#### [The problem]
An exact repetition of all the entries that follow is required.

#### [Material provided]
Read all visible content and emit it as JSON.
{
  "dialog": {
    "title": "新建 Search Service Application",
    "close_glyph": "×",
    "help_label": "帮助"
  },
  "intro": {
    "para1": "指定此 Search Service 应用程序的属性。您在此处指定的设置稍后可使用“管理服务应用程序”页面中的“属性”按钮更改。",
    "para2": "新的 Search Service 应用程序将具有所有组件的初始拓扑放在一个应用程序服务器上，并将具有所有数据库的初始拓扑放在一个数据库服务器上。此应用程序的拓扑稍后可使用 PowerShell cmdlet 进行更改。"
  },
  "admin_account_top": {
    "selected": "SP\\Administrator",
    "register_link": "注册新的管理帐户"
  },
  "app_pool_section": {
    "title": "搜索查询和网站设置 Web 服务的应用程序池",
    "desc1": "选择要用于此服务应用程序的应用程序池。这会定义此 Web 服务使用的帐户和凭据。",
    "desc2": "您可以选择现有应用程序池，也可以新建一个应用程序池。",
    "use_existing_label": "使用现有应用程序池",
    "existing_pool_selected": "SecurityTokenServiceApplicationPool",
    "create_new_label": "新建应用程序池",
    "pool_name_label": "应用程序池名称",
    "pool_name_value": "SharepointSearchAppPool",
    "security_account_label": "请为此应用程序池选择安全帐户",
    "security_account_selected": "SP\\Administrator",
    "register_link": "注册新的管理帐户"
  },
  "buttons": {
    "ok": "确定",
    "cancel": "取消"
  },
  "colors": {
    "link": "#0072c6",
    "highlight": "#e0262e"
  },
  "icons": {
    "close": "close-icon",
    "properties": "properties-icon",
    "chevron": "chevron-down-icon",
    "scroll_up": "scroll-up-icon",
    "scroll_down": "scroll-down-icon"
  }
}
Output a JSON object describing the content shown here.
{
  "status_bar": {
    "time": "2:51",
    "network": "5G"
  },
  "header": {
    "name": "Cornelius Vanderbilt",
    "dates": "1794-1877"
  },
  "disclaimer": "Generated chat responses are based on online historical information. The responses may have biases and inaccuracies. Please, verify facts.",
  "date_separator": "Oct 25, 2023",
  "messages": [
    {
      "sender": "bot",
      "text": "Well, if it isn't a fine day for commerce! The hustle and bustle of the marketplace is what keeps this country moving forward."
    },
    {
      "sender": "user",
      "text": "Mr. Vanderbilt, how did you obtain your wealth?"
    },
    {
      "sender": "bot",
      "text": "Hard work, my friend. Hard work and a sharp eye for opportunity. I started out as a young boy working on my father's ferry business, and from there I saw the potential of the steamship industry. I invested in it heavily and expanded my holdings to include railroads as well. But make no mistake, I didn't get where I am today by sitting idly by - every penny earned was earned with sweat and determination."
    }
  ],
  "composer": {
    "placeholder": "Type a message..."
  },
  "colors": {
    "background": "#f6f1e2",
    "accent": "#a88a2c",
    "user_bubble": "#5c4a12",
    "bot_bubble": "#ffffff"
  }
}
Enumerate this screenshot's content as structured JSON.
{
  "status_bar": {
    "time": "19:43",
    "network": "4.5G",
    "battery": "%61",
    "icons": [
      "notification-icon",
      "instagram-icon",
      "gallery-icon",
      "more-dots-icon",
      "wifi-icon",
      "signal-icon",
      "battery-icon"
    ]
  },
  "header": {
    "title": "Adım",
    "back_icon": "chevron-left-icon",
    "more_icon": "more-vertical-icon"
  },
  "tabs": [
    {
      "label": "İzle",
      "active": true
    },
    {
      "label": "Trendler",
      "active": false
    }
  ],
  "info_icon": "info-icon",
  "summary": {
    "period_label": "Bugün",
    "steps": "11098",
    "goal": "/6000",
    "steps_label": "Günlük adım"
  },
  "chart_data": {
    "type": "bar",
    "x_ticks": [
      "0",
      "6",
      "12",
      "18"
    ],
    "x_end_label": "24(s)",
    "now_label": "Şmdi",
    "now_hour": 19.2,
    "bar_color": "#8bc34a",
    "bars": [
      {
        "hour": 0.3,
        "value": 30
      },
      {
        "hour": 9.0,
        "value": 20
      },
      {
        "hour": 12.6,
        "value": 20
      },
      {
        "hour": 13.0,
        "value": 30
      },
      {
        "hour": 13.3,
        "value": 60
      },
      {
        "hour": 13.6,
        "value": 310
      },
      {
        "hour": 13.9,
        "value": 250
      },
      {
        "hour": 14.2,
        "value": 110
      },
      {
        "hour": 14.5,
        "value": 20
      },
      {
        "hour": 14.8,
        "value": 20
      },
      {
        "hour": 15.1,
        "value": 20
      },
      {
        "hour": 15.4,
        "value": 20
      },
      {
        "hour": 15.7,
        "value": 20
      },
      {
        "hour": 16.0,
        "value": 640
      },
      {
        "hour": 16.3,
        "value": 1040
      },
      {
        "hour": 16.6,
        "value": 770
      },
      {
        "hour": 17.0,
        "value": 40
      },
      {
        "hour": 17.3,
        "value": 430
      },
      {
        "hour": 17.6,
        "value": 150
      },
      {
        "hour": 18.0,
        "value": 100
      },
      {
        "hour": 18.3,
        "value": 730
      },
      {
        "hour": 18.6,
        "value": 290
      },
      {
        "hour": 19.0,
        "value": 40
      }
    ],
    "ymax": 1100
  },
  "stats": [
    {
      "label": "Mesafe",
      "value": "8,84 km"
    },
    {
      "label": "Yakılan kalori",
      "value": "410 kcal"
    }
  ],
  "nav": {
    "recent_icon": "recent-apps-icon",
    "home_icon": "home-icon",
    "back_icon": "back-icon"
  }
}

#### [Completed exercise]
Read all visible content and emit it as JSON.
{
  "dialog": {
    "title": "新建 Search Service Application",
    "close_glyph": "×",
    "help_label": "帮助"
  },
  "intro": {
    "para1": "指定此 Search Service 应用程序的属性。您在此处指定的设置稍后可使用“管理服务应用程序”页面中的“属性”按钮更改。",
    "para2": "新的 Search Service 应用程序将具有所有组件的初始拓扑放在一个应用程序服务器上，并将具有所有数据库的初始拓扑放在一个数据库服务器上。此应用程序的拓扑稍后可使用 PowerShell cmdlet 进行更改。"
  },
  "admin_account_top": {
    "selected": "SP\\Administrator",
    "register_link": "注册新的管理帐户"
  },
  "app_pool_section": {
    "title": "搜索查询和网站设置 Web 服务的应用程序池",
    "desc1": "选择要用于此服务应用程序的应用程序池。这会定义此 Web 服务使用的帐户和凭据。",
    "desc2": "您可以选择现有应用程序池，也可以新建一个应用程序池。",
    "use_existing_label": "使用现有应用程序池",
    "existing_pool_selected": "SecurityTokenServiceApplicationPool",
    "create_new_label": "新建应用程序池",
    "pool_name_label": "应用程序池名称",
    "pool_name_value": "SharepointSearchAppPool",
    "security_account_label": "请为此应用程序池选择安全帐户",
    "security_account_selected": "SP\\Administrator",
    "register_link": "注册新的管理帐户"
  },
  "buttons": {
    "ok": "确定",
    "cancel": "取消"
  },
  "colors": {
    "link": "#0072c6",
    "highlight": "#e0262e"
  },
  "icons": {
    "close": "close-icon",
    "properties": "properties-icon",
    "chevron": "chevron-down-icon",
    "scroll_up": "scroll-up-icon",
    "scroll_down": "scroll-down-icon"
  }
}
Output a JSON object describing the content shown here.
{
  "status_bar": {
    "time": "2:51",
    "network": "5G"
  },
  "header": {
    "name": "Cornelius Vanderbilt",
    "dates": "1794-1877"
  },
  "disclaimer": "Generated chat responses are based on online historical information. The responses may have biases and inaccuracies. Please, verify facts.",
  "date_separator": "Oct 25, 2023",
  "messages": [
    {
      "sender": "bot",
      "text": "Well, if it isn't a fine day for commerce! The hustle and bustle of the marketplace is what keeps this country moving forward."
    },
    {
      "sender": "user",
      "text": "Mr. Vanderbilt, how did you obtain your wealth?"
    },
    {
      "sender": "bot",
      "text": "Hard work, my friend. Hard work and a sharp eye for opportunity. I started out as a young boy working on my father's ferry business, and from there I saw the potential of the steamship industry. I invested in it heavily and expanded my holdings to include railroads as well. But make no mistake, I didn't get where I am today by sitting idly by - every penny earned was earned with sweat and determination."
    }
  ],
  "composer": {
    "placeholder": "Type a message..."
  },
  "colors": {
    "background": "#f6f1e2",
    "accent": "#a88a2c",
    "user_bubble": "#5c4a12",
    "bot_bubble": "#ffffff"
  }
}
Enumerate this screenshot's content as structured JSON.
{
  "status_bar": {
    "time": "19:43",
    "network": "4.5G",
    "battery": "%61",
    "icons": [
      "notification-icon",
      "instagram-icon",
      "gallery-icon",
      "more-dots-icon",
      "wifi-icon",
      "signal-icon",
      "battery-icon"
    ]
  },
  "header": {
    "title": "Adım",
    "back_icon": "chevron-left-icon",
    "more_icon": "more-vertical-icon"
  },
  "tabs": [
    {
      "label": "İzle",
      "active": true
    },
    {
      "label": "Trendler",
      "active": false
    }
  ],
  "info_icon": "info-icon",
  "summary": {
    "period_label": "Bugün",
    "steps": "11098",
    "goal": "/6000",
    "steps_label": "Günlük adım"
  },
  "chart_data": {
    "type": "bar",
    "x_ticks": [
      "0",
      "6",
      "12",
      "18"
    ],
    "x_end_label": "24(s)",
    "now_label": "Şmdi",
    "now_hour": 19.2,
    "bar_color": "#8bc34a",
    "bars": [
      {
        "hour": 0.3,
        "value": 30
      },
      {
        "hour": 9.0,
        "value": 20
      },
      {
        "hour": 12.6,
        "value": 20
      },
      {
        "hour": 13.0,
        "value": 30
      },
      {
        "hour": 13.3,
        "value": 60
      },
      {
        "hour": 13.6,
        "value": 310
      },
      {
        "hour": 13.9,
        "value": 250
      },
      {
        "hour": 14.2,
        "value": 110
      },
      {
        "hour": 14.5,
        "value": 20
      },
      {
        "hour": 14.8,
        "value": 20
      },
      {
        "hour": 15.1,
        "value": 20
      },
      {
        "hour": 15.4,
        "value": 20
      },
      {
        "hour": 15.7,
        "value": 20
      },
      {
        "hour": 16.0,
        "value": 640
      },
      {
        "hour": 16.3,
        "value": 1040
      },
      {
        "hour": 16.6,
        "value": 770
      },
      {
        "hour": 17.0,
        "value": 40
      },
      {
        "hour": 17.3,
        "value": 430
      },
      {
        "hour": 17.6,
        "value": 150
      },
      {
        "hour": 18.0,
        "value": 100
      },
      {
        "hour": 18.3,
        "value": 730
      },
      {
        "hour": 18.6,
        "value": 290
      },
      {
        "hour": 19.0,
        "value": 40
      }
    ],
    "ymax": 1100
  },
  "stats": [
    {
      "label": "Mesafe",
      "value": "8,84 km"
    },
    {
      "label": "Yakılan kalori",
      "value": "410 kcal"
    }
  ],
  "nav": {
    "recent_icon": "recent-apps-icon",
    "home_icon": "home-icon",
    "back_icon": "back-icon"
  }
}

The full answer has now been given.